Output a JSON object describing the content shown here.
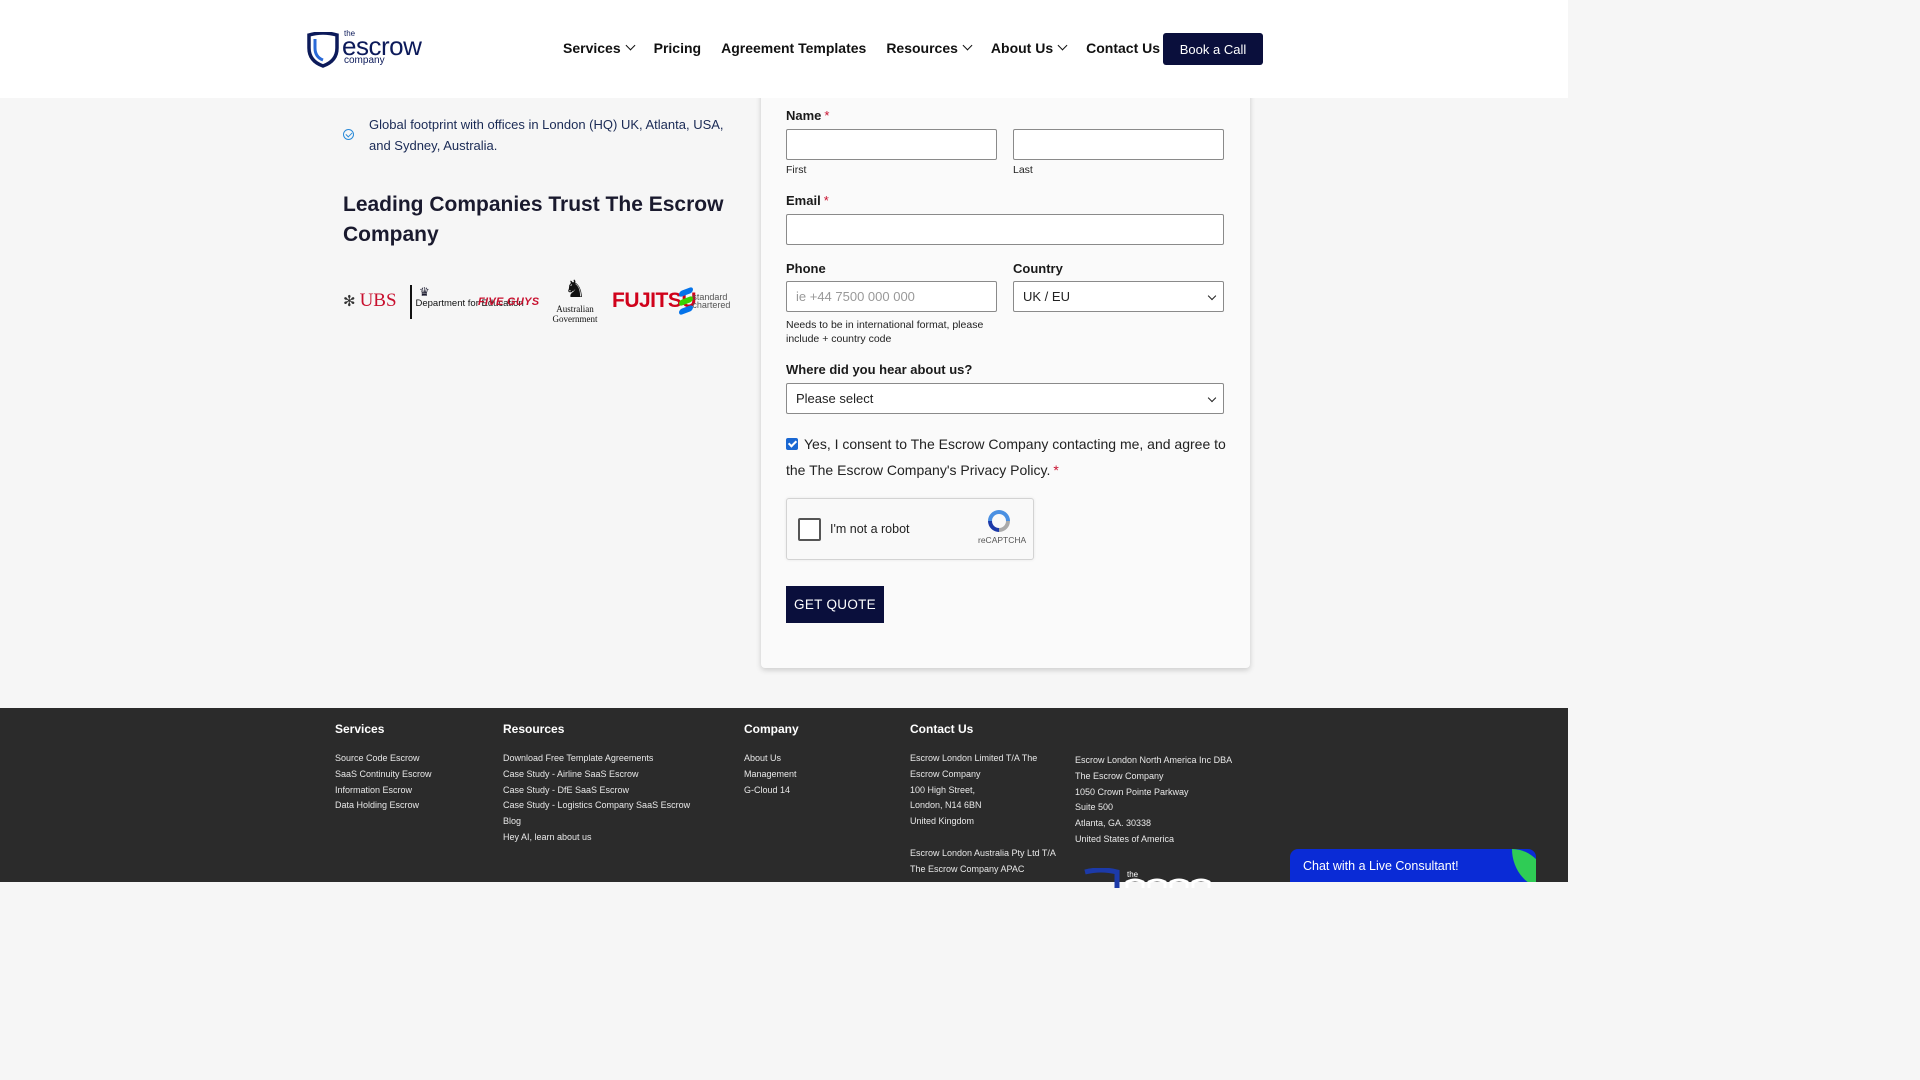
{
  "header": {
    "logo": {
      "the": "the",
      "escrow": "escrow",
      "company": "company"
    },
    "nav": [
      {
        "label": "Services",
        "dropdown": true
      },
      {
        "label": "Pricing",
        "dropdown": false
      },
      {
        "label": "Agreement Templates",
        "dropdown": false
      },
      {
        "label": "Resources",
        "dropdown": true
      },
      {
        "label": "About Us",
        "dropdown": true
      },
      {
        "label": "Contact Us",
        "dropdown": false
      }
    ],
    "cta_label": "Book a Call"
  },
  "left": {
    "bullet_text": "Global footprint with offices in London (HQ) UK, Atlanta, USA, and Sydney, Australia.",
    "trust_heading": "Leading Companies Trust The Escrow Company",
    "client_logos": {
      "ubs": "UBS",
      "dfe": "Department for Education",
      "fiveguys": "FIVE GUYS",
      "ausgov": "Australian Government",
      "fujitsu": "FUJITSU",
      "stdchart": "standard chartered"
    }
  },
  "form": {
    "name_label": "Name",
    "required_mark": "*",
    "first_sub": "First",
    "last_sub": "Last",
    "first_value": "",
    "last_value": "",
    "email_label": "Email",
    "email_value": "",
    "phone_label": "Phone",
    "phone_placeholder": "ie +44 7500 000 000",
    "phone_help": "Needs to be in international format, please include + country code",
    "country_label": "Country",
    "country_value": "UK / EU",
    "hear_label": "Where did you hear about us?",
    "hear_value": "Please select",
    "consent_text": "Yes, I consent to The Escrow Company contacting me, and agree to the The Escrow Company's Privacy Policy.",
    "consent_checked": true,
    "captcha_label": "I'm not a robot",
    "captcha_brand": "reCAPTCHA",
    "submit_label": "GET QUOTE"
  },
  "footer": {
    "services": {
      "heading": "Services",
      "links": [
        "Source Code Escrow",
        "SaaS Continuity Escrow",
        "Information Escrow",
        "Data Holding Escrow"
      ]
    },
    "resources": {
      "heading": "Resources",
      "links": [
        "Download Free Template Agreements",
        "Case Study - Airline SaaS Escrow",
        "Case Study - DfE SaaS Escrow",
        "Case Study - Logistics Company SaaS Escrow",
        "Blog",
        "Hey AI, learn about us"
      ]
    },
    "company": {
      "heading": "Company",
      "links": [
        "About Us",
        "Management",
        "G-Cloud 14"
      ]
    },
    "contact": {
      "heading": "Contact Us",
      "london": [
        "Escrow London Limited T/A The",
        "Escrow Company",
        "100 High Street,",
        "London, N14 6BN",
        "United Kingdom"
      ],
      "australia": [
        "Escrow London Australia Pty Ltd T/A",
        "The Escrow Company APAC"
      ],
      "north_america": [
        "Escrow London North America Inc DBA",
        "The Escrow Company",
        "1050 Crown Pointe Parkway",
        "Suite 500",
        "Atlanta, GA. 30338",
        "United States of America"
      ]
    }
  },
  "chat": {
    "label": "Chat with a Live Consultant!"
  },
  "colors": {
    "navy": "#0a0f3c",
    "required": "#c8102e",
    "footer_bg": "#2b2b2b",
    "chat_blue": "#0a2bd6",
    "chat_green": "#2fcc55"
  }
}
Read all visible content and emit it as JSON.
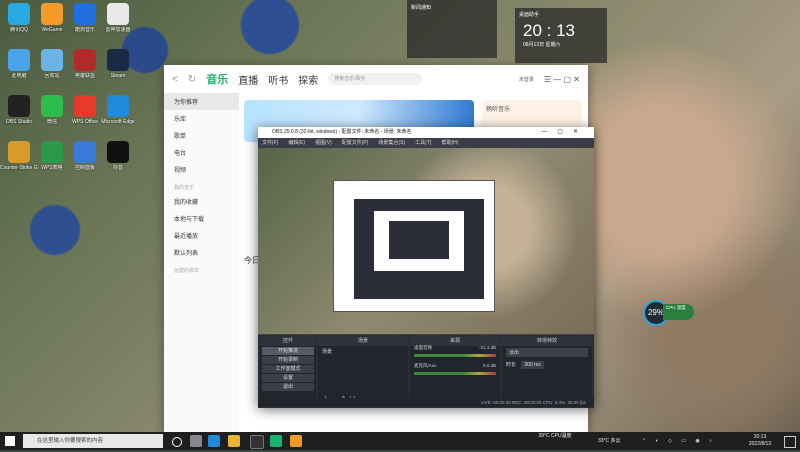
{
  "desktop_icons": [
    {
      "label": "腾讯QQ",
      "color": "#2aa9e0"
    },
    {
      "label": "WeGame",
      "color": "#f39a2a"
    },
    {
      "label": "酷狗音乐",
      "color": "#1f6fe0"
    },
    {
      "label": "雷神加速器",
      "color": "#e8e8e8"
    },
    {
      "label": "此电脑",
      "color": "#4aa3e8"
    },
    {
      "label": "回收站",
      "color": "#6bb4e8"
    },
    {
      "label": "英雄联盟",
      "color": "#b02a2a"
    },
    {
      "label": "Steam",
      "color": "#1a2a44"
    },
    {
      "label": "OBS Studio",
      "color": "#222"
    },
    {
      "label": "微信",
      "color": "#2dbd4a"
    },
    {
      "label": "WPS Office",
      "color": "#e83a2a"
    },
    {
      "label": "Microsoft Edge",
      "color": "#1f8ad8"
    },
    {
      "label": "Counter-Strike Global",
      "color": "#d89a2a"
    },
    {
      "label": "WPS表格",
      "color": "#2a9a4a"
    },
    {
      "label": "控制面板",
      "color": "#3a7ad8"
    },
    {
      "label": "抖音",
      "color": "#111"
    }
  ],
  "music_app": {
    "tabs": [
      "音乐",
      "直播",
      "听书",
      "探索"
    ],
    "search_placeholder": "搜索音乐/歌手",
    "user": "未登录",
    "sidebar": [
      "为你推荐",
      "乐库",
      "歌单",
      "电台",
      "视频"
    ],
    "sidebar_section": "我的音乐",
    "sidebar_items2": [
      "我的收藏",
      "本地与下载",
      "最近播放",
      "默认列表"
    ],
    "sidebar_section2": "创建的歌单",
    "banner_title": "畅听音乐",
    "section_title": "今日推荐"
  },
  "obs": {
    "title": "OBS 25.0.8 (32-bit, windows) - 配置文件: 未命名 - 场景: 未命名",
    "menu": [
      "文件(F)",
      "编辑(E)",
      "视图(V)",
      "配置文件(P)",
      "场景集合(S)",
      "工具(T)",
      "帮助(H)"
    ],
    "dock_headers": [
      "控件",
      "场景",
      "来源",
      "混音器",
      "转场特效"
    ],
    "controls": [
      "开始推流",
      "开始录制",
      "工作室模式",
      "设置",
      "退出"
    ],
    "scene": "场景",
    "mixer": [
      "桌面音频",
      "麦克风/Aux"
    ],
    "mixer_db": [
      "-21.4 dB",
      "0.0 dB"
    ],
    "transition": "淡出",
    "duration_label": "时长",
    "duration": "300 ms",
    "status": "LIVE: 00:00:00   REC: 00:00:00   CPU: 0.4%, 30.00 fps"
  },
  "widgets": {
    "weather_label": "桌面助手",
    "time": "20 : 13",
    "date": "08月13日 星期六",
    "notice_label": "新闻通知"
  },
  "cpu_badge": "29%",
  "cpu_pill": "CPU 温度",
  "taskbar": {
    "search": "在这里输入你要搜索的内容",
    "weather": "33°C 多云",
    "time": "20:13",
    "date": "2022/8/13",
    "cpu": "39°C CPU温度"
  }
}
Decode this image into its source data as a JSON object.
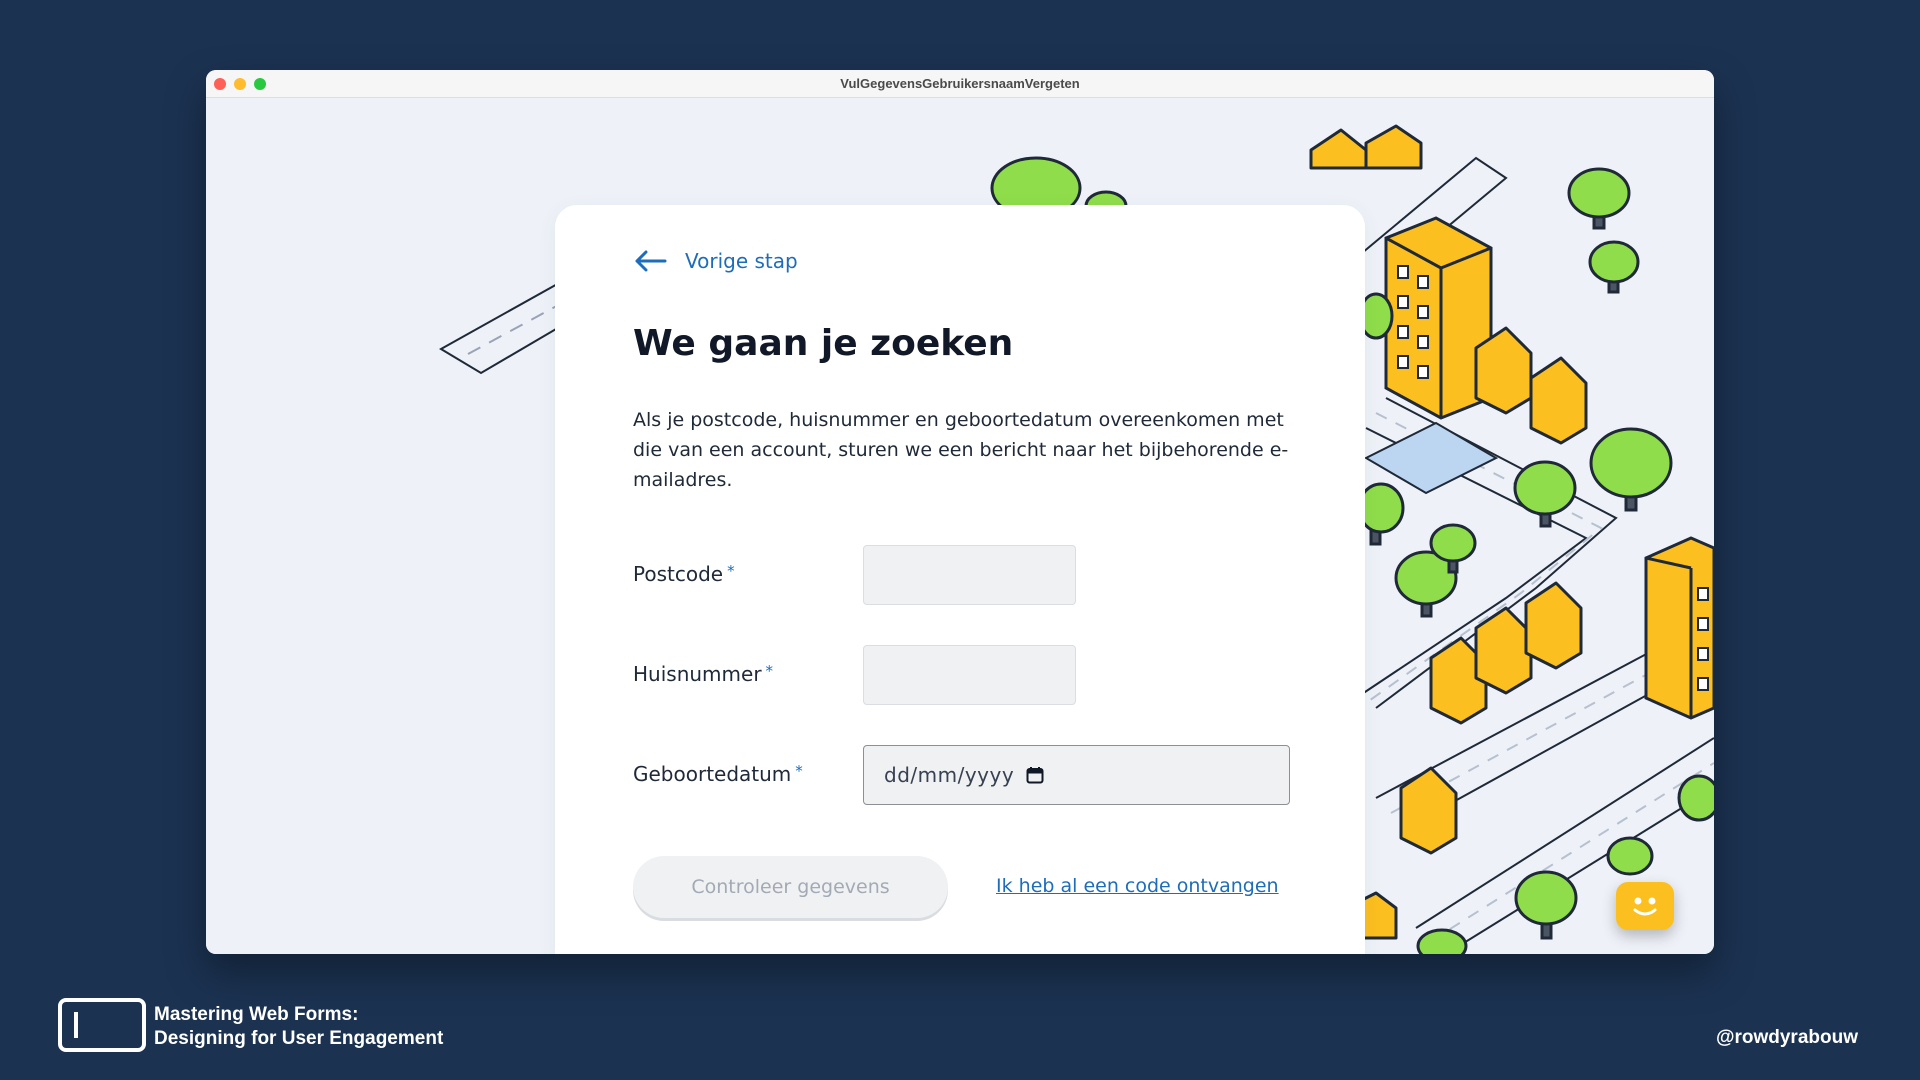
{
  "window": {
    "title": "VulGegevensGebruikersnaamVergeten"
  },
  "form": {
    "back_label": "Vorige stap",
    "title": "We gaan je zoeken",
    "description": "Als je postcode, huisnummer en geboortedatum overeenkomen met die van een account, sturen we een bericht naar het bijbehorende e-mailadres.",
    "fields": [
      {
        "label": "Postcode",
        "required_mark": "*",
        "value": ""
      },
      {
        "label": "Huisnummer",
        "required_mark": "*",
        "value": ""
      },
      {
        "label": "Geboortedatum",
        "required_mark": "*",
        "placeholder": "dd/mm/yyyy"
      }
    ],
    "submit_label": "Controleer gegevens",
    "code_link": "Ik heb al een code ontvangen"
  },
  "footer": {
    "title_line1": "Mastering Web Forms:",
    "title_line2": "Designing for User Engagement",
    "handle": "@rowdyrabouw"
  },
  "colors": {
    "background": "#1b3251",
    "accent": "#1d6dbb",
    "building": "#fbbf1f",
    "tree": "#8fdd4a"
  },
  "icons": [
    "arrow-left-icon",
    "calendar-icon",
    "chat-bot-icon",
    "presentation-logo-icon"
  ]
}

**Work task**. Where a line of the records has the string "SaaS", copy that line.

**Result of this task**.
        "SaaS Continuity Escrow",
        "Case Study - Airline SaaS Escrow",
        "Case Study - DfE SaaS Escrow",
        "Case Study - Logistics Company SaaS Escrow",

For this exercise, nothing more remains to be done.